• **TASK DIRECTIONS**: Your reproduction of the entries should be exact and should contain no pictures.

++++

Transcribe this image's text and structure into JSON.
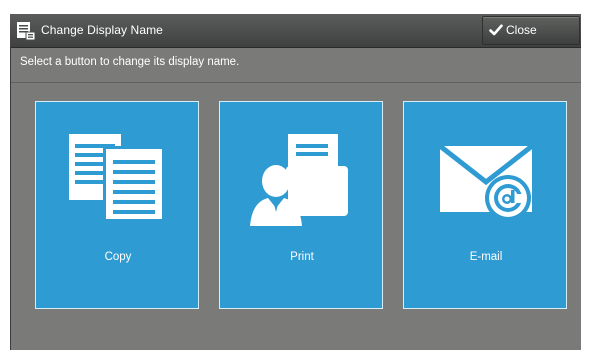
{
  "titlebar": {
    "title": "Change Display Name",
    "close_label": "Close",
    "icons": {
      "title": "display-name-icon",
      "close": "checkmark-icon"
    }
  },
  "instruction": "Select a button to change its display name.",
  "tiles": [
    {
      "label": "Copy",
      "icon": "copy-documents-icon"
    },
    {
      "label": "Print",
      "icon": "print-user-icon"
    },
    {
      "label": "E-mail",
      "icon": "email-envelope-icon"
    }
  ],
  "colors": {
    "tile_blue": "#2f9bd3",
    "background_gray": "#7a7b79",
    "titlebar_dark": "#4a4c4b"
  }
}
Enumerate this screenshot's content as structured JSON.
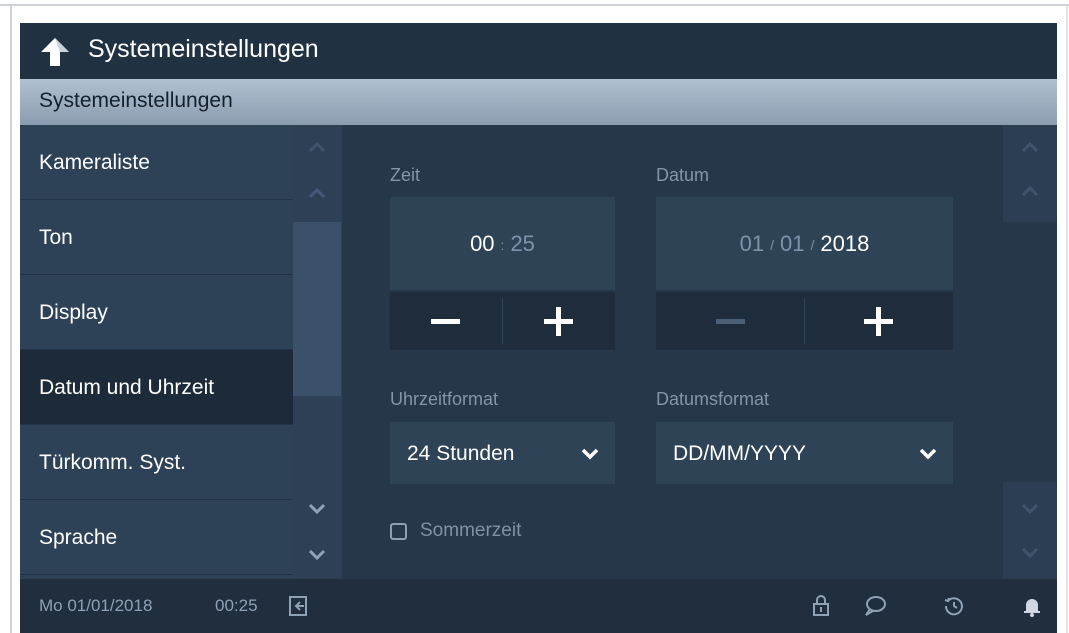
{
  "header": {
    "title": "Systemeinstellungen",
    "back_icon": "back-arrow-icon"
  },
  "section": {
    "title": "Systemeinstellungen"
  },
  "sidebar": {
    "items": [
      {
        "label": "Kameraliste",
        "active": false
      },
      {
        "label": "Ton",
        "active": false
      },
      {
        "label": "Display",
        "active": false
      },
      {
        "label": "Datum und Uhrzeit",
        "active": true
      },
      {
        "label": "Türkomm. Syst.",
        "active": false
      },
      {
        "label": "Sprache",
        "active": false
      }
    ]
  },
  "time": {
    "label": "Zeit",
    "hours": "00",
    "separator": ":",
    "minutes": "25"
  },
  "date": {
    "label": "Datum",
    "day": "01",
    "separator": "/",
    "month": "01",
    "year": "2018"
  },
  "time_format": {
    "label": "Uhrzeitformat",
    "value": "24 Stunden"
  },
  "date_format": {
    "label": "Datumsformat",
    "value": "DD/MM/YYYY"
  },
  "dst": {
    "label": "Sommerzeit",
    "checked": false
  },
  "status": {
    "date": "Mo 01/01/2018",
    "time": "00:25"
  },
  "colors": {
    "background": "#27374a",
    "accent_header": "#9eb0c3",
    "text": "#ffffff",
    "muted_text": "#8295aa"
  }
}
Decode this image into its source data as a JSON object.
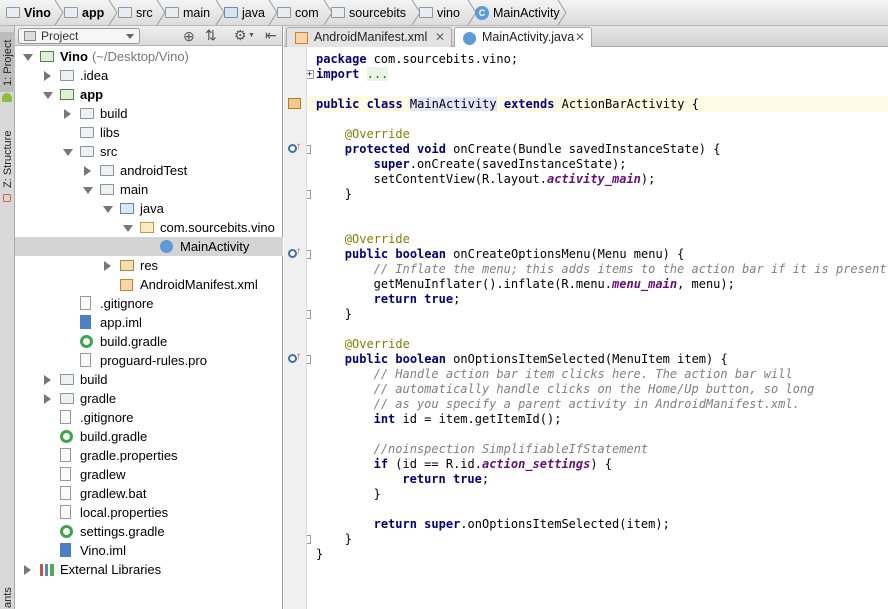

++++

• **EXERCISE ANSWER**:
Transcribe this image's text and structure into JSON.
{
  "titlebar": {
    "title": "Change Display Name",
    "close_label": "Close",
    "icons": {
      "title": "display-name-icon",
      "close": "checkmark-icon"
    }
  },
  "instruction": "Select a button to change its display name.",
  "tiles": [
    {
      "label": "Copy",
      "icon": "copy-documents-icon"
    },
    {
      "label": "Print",
      "icon": "print-user-icon"
    },
    {
      "label": "E-mail",
      "icon": "email-envelope-icon"
    }
  ],
  "colors": {
    "tile_blue": "#2f9bd3",
    "background_gray": "#7a7b79",
    "titlebar_dark": "#4a4c4b"
  }
}
Enumerate this screenshot's content as structured JSON.
{
  "header": {
    "title": "Systemeinstellungen",
    "back_icon": "back-arrow-icon"
  },
  "section": {
    "title": "Systemeinstellungen"
  },
  "sidebar": {
    "items": [
      {
        "label": "Kameraliste",
        "active": false
      },
      {
        "label": "Ton",
        "active": false
      },
      {
        "label": "Display",
        "active": false
      },
      {
        "label": "Datum und Uhrzeit",
        "active": true
      },
      {
        "label": "Türkomm. Syst.",
        "active": false
      },
      {
        "label": "Sprache",
        "active": false
      }
    ]
  },
  "time": {
    "label": "Zeit",
    "hours": "00",
    "separator": ":",
    "minutes": "25"
  },
  "date": {
    "label": "Datum",
    "day": "01",
    "separator": "/",
    "month": "01",
    "year": "2018"
  },
  "time_format": {
    "label": "Uhrzeitformat",
    "value": "24 Stunden"
  },
  "date_format": {
    "label": "Datumsformat",
    "value": "DD/MM/YYYY"
  },
  "dst": {
    "label": "Sommerzeit",
    "checked": false
  },
  "status": {
    "date": "Mo 01/01/2018",
    "time": "00:25"
  },
  "colors": {
    "background": "#27374a",
    "accent_header": "#9eb0c3",
    "text": "#ffffff",
    "muted_text": "#8295aa"
  }
}
Decode this image into its source data as a JSON object.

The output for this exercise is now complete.